of the project not to exceed $60,-
The date of , the election has
not yet been announced, but it is
expected that it will be held dur
ing the first part of September.
Commiuiooeri To Sponsor NYA
After a report had been submit
ted by Mrs. Margaret Ordway.
NYA county supervisor, giving a
record of NYA activities oyer the
past year and showing the pres
ent condition the commissioners
agreed to accept the sponsorship
of NYA for the coming year.
Annual : Federation Picnic
To Be Held July 19th
The annual Farmers Federation
picnic will be held Saturday, July
19 at the . Franklin high school.
Everybody in the county is in
vited to come and bring a full
basket. The program for the day
will feature string music and a '
two hour singing program by
choirs and quartets from Macon
county. There wilj also be contest
games, etc. throughout the day.
Worthy Grand Matron
Makes Official Visit
To Nequassa Chapter
At a speciial meeting of Nequas
sa Chapter No. 43 Tuesday evening,
Miss Bessie Gaddy, Worthy Grand
Matron of the State of North
Carolina, Order of the Eastern
Star, made her official visit.
Other distinguished guests were
John Orr, Past Grand Patron . of '.
the State of North Carolina; Miss
Elizabeth Slagle, District Deputy '
Grand Matron of the 12th District;
Mrs. Eunice Church and Mrs.
Nancy Orr, Grand Representatives
of the States of Tennessee and
South Carolina, respectively. Mrs.
Edna Lathan, present Worthy
Matron and Mrs. Mattie Frye,
past Worthy Matron of Tucka
seigee Chapter were also present.
Miss Lassie Kelly and John Orr
were introduced as Grand Commit
tees members for the year 1941-42.
The meeting was preceded by a
dinner in honor of. Miss -"'Gaddy,
Worthy Grand Matron, at Kelly's
Tea Room. . .
Old North State Drive
To Have Official Start
July 11 Decrees Gov.
According to a proclamation by,
Governor J. Melville Broughton the
official start of the Old North
State Fund's Campaign to raise
$15,000 to purchase and deliver an
ambulance as a gift to the people
of England from citizens of North
Carolina will start Friday, July
Dr. . Ed Angel, Macon county
chairman, announced that although
the campaign does not officially
open unlil today he had received
a large number of donations and
fine support from the people of
Other local citizens who were
appointed to serve on the commit
tee by Gov. Broughton, were Mrs.
A R. Higdon, J. E. S. Thorpe,
Dr. W. A. Rogers, and Gilmer
Vacation Bible School To
Be Held At Carson
A daily Vacation Bible school is

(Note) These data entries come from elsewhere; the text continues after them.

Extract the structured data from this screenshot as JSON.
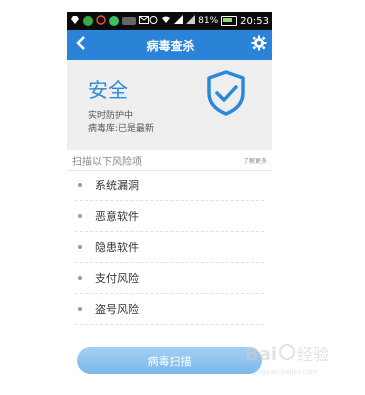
{
  "status_bar": {
    "battery": "81%",
    "time": "20:53"
  },
  "header": {
    "back_icon": "chevron-left-icon",
    "title": "病毒查杀",
    "settings_icon": "gear-icon"
  },
  "safety": {
    "status": "安全",
    "realtime": "实时防护中",
    "virus_db": "病毒库:已是最新",
    "shield_icon": "shield-check-icon"
  },
  "risks": {
    "heading": "扫描以下风险项",
    "more_label": "了解更多",
    "items": [
      {
        "label": "系统漏洞"
      },
      {
        "label": "恶意软件"
      },
      {
        "label": "隐患软件"
      },
      {
        "label": "支付风险"
      },
      {
        "label": "盗号风险"
      }
    ]
  },
  "scan_button": {
    "label": "病毒扫描"
  },
  "colors": {
    "header_blue": "#2b83d8",
    "accent_blue": "#2a8ad8",
    "button_blue": "#8cc2ee"
  }
}
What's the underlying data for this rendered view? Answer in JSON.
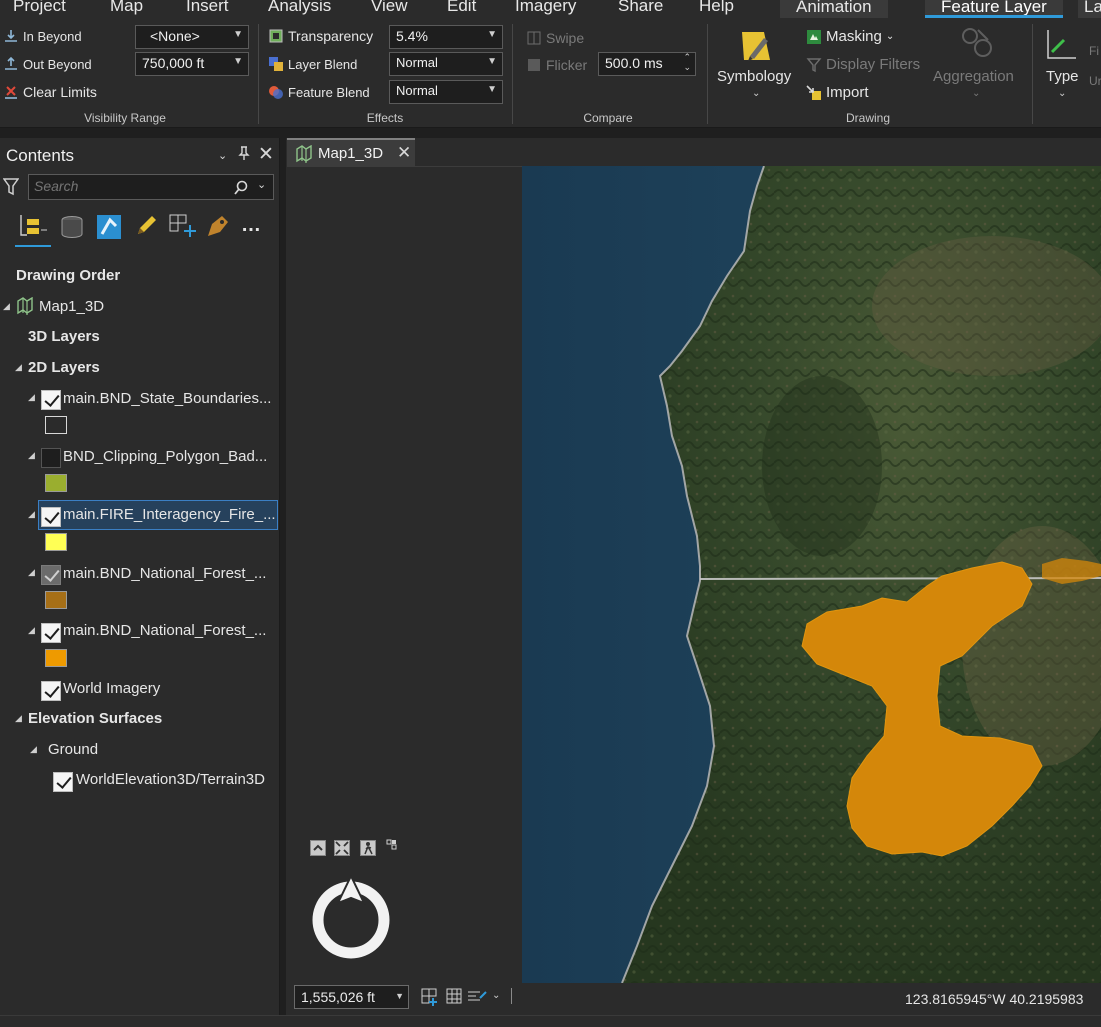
{
  "ribbon_tabs": [
    "Project",
    "Map",
    "Insert",
    "Analysis",
    "View",
    "Edit",
    "Imagery",
    "Share",
    "Help",
    "Animation",
    "Feature Layer",
    "La"
  ],
  "ribbon": {
    "visibility_range": {
      "in_beyond_label": "In Beyond",
      "in_beyond_value": "<None>",
      "out_beyond_label": "Out Beyond",
      "out_beyond_value": "750,000 ft",
      "clear_limits_label": "Clear Limits",
      "group_label": "Visibility Range"
    },
    "effects": {
      "transparency_label": "Transparency",
      "transparency_value": "5.4%",
      "layer_blend_label": "Layer Blend",
      "layer_blend_value": "Normal",
      "feature_blend_label": "Feature Blend",
      "feature_blend_value": "Normal",
      "group_label": "Effects"
    },
    "compare": {
      "swipe_label": "Swipe",
      "flicker_label": "Flicker",
      "flicker_value": "500.0",
      "flicker_unit": "ms",
      "group_label": "Compare"
    },
    "drawing": {
      "symbology_label": "Symbology",
      "masking_label": "Masking",
      "display_filters_label": "Display Filters",
      "import_label": "Import",
      "aggregation_label": "Aggregation",
      "group_label": "Drawing"
    },
    "type_label": "Type",
    "extra_labels": [
      "Fi",
      "Ur"
    ]
  },
  "contents": {
    "title": "Contents",
    "search_placeholder": "Search",
    "drawing_order_label": "Drawing Order",
    "map_name": "Map1_3D",
    "layers_3d_label": "3D Layers",
    "layers_2d_label": "2D Layers",
    "layers": [
      {
        "name": "main.BND_State_Boundaries...",
        "checked": true,
        "swatch": "#2b2b2b"
      },
      {
        "name": "BND_Clipping_Polygon_Bad...",
        "checked": false,
        "swatch": "#9aae2f"
      },
      {
        "name": "main.FIRE_Interagency_Fire_...",
        "checked": true,
        "swatch": "#ffff55"
      },
      {
        "name": "main.BND_National_Forest_...",
        "checked": true,
        "swatch": "#a66f17"
      },
      {
        "name": "main.BND_National_Forest_...",
        "checked": true,
        "swatch": "#ee9a00"
      }
    ],
    "world_imagery_label": "World Imagery",
    "elevation_surfaces_label": "Elevation Surfaces",
    "ground_label": "Ground",
    "terrain_label": "WorldElevation3D/Terrain3D"
  },
  "map": {
    "tab_label": "Map1_3D",
    "scale_value": "1,555,026 ft",
    "coordinates": "123.8165945°W 40.2195983"
  },
  "colors": {
    "fire_polygon": "#d4870a",
    "ocean": "#1d3d56",
    "accent": "#2f9ad9"
  }
}
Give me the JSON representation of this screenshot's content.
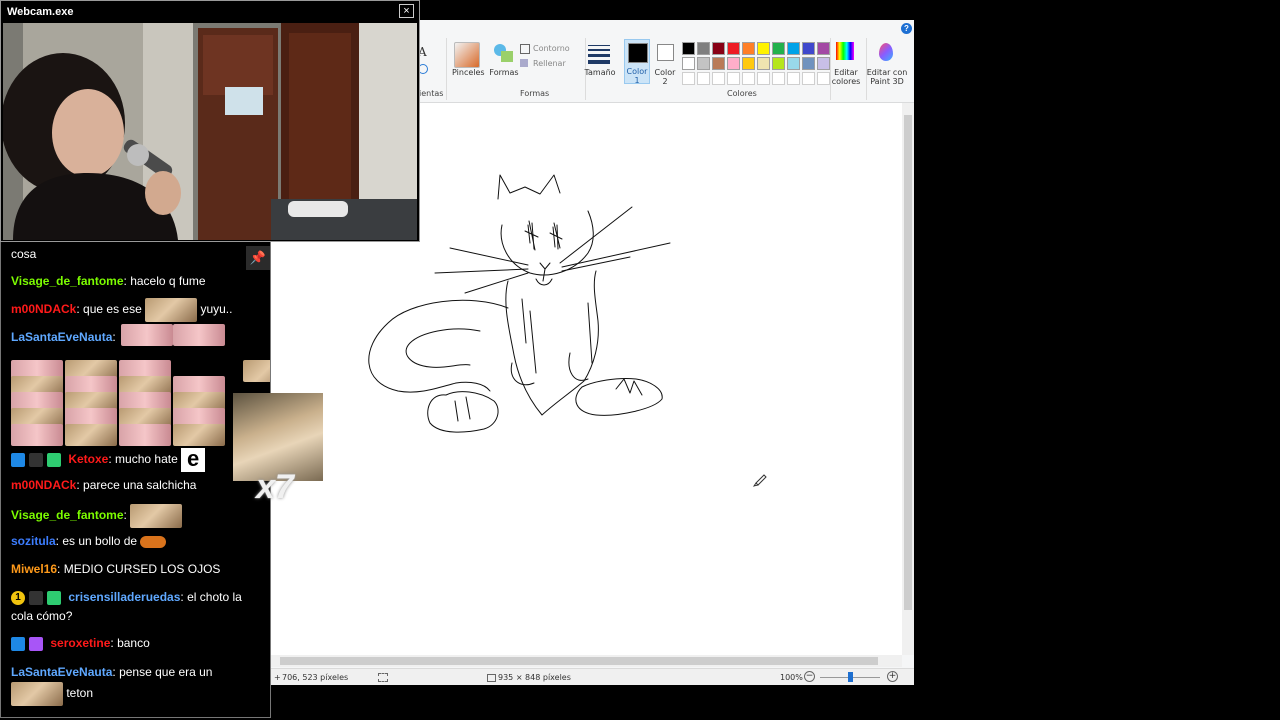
{
  "webcam": {
    "title": "Webcam.exe",
    "close_glyph": "×"
  },
  "paint": {
    "ribbon": {
      "tools_label_partial": "ientas",
      "brushes_label": "Pinceles",
      "shapes_label": "Formas",
      "outline_label": "Contorno",
      "fill_label": "Rellenar",
      "shapes_group_label": "Formas",
      "size_label": "Tamaño",
      "color1_label": "Color",
      "color1_num": "1",
      "color2_label": "Color",
      "color2_num": "2",
      "palette_row1": [
        "#000000",
        "#7f7f7f",
        "#880015",
        "#ed1c24",
        "#ff7f27",
        "#fff200",
        "#22b14c",
        "#00a2e8",
        "#3f48cc",
        "#a349a4"
      ],
      "palette_row2": [
        "#ffffff",
        "#c3c3c3",
        "#b97a57",
        "#ffaec9",
        "#ffc90e",
        "#efe4b0",
        "#b5e61d",
        "#99d9ea",
        "#7092be",
        "#c8bfe7"
      ],
      "colors_group_label": "Colores",
      "edit_colors_label1": "Editar",
      "edit_colors_label2": "colores",
      "paint3d_label1": "Editar con",
      "paint3d_label2": "Paint 3D",
      "help_glyph": "?",
      "text_tool_glyph": "A"
    },
    "status": {
      "cursor_pos": "706, 523 píxeles",
      "image_size": "935 × 848 píxeles",
      "zoom": "100%",
      "zoom_out": "−",
      "zoom_in": "+"
    }
  },
  "chat": {
    "messages": [
      {
        "user": "",
        "text": "cosa",
        "color": "#ffffff"
      },
      {
        "user": "Visage_de_fantome",
        "text": "hacelo q fume",
        "color": "#7cfc00"
      },
      {
        "user": "m00NDACk",
        "text": "que es ese",
        "text2": "yuyu..",
        "color": "#ff1a1a"
      },
      {
        "user": "LaSantaEveNauta",
        "text": "",
        "color": "#5fa8ff"
      },
      {
        "user": "Ketoxe",
        "text": "mucho hate",
        "color": "#ff1a1a"
      },
      {
        "user": "m00NDACk",
        "text": "parece una salchicha",
        "color": "#ff1a1a"
      },
      {
        "user": "Visage_de_fantome",
        "text": "",
        "color": "#7cfc00"
      },
      {
        "user": "sozitula",
        "text": "es un bollo de",
        "color": "#3c7dff"
      },
      {
        "user": "Miwel16",
        "text": "MEDIO CURSED LOS OJOS",
        "color": "#ff9a1a"
      },
      {
        "user": "crisensilladeruedas",
        "text": "el choto la",
        "text2": "cola cómo?",
        "color": "#5fa8ff"
      },
      {
        "user": "seroxetine",
        "text": "banco",
        "color": "#ff1a1a"
      },
      {
        "user": "LaSantaEveNauta",
        "text": "pense que era un",
        "text2": "teton",
        "color": "#5fa8ff"
      }
    ],
    "colon": ":",
    "pin_glyph": "📌",
    "letter_emote": "e",
    "badge_num": "1",
    "cat_count": "x7"
  }
}
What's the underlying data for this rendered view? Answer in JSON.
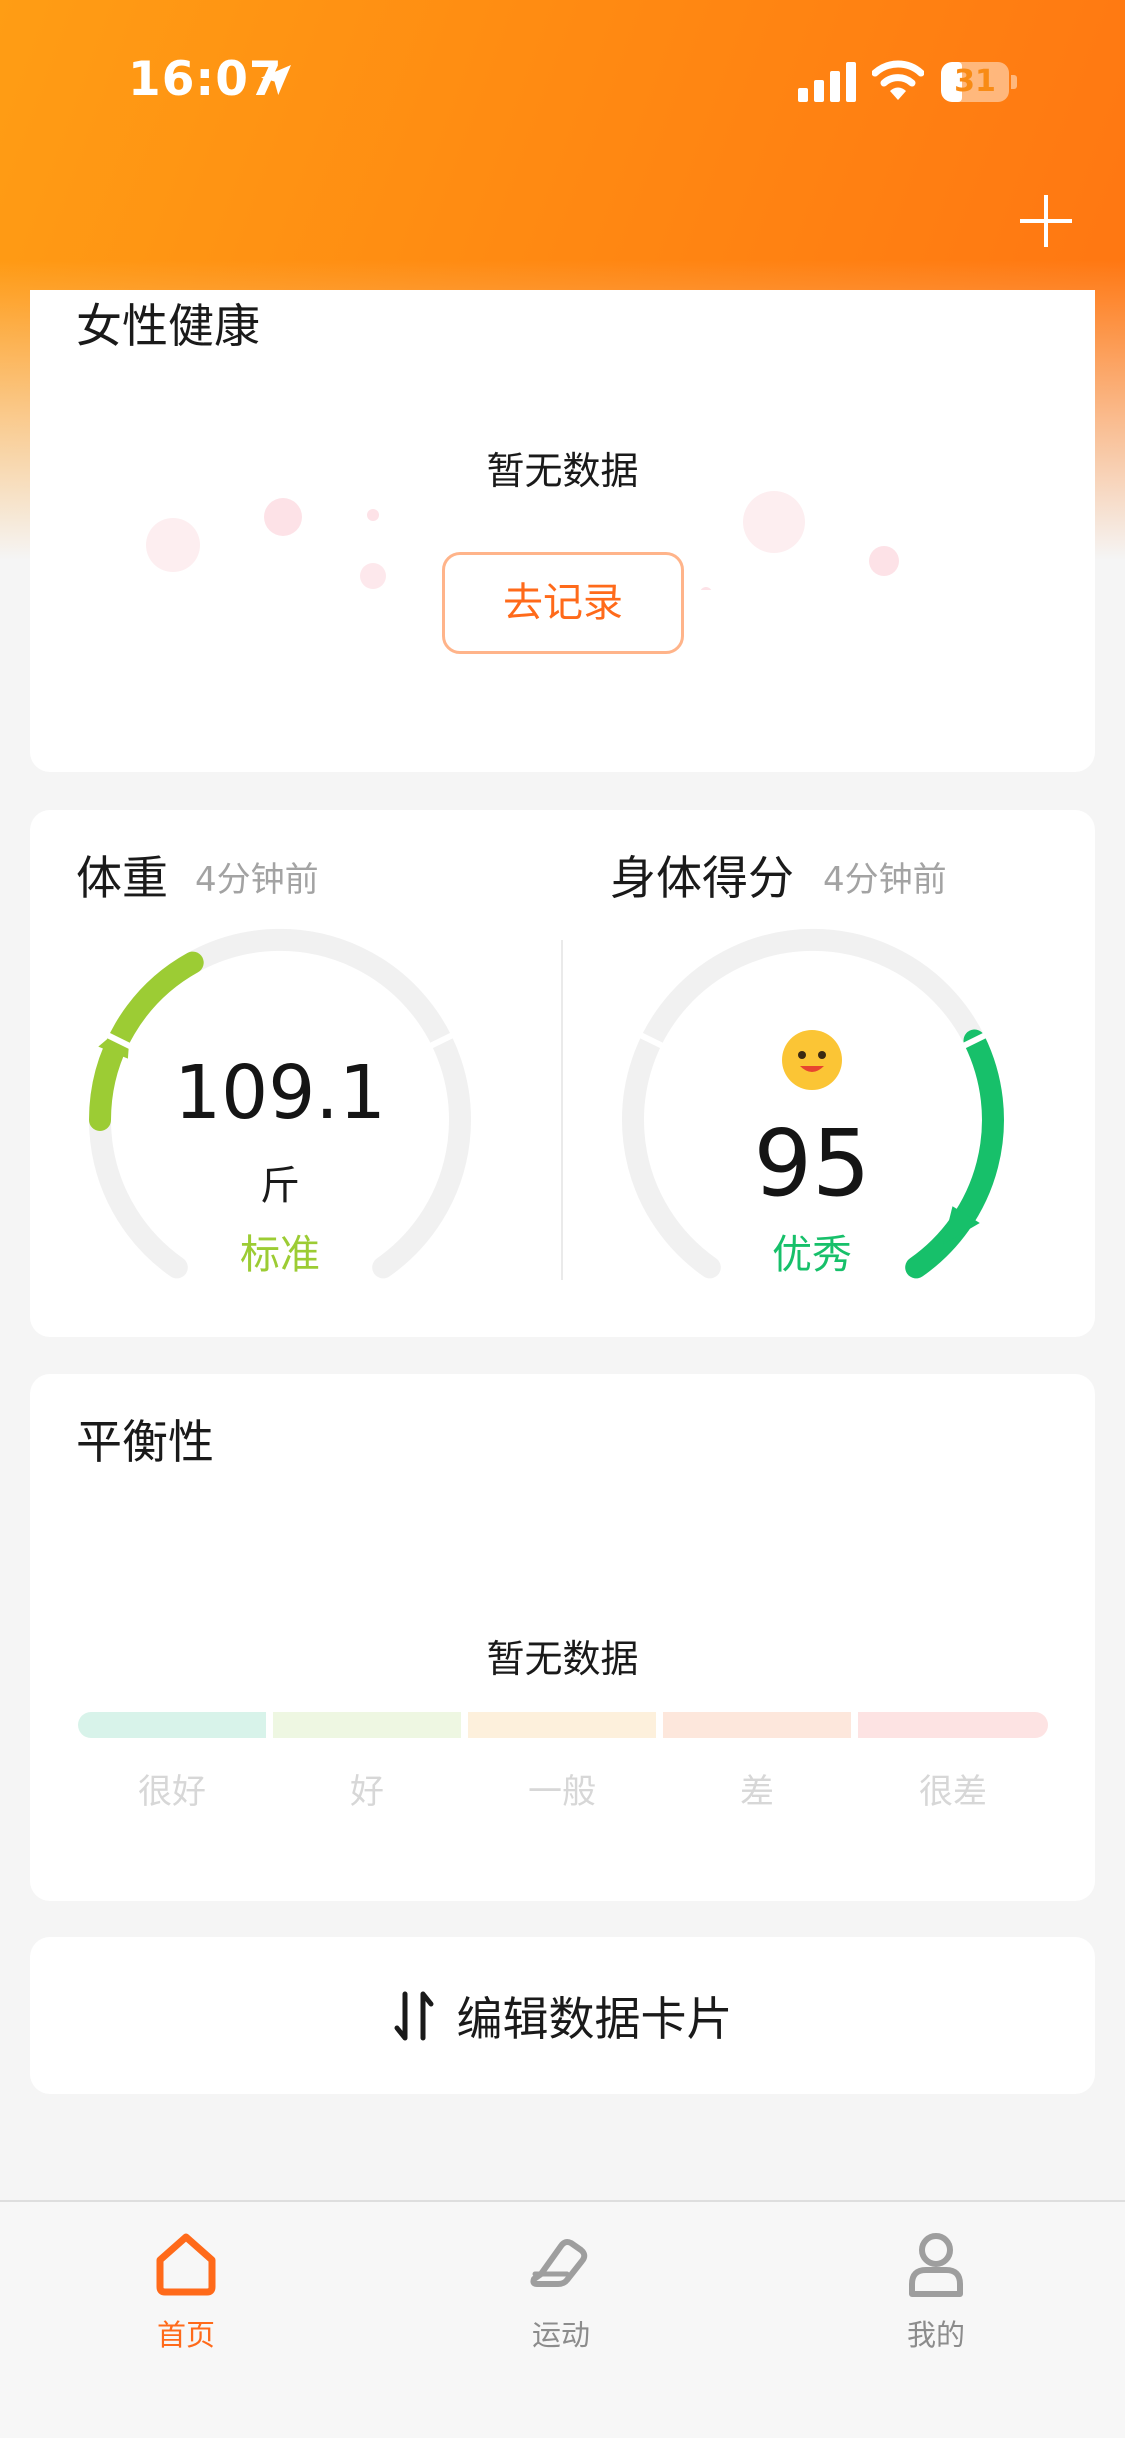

being held at the Carson Chapel
Methodist church this week.
This is the first Bible school to
be held in this church and there
are between 15 and 20 children
The school will be climaxed by
a beW on Saturday morning.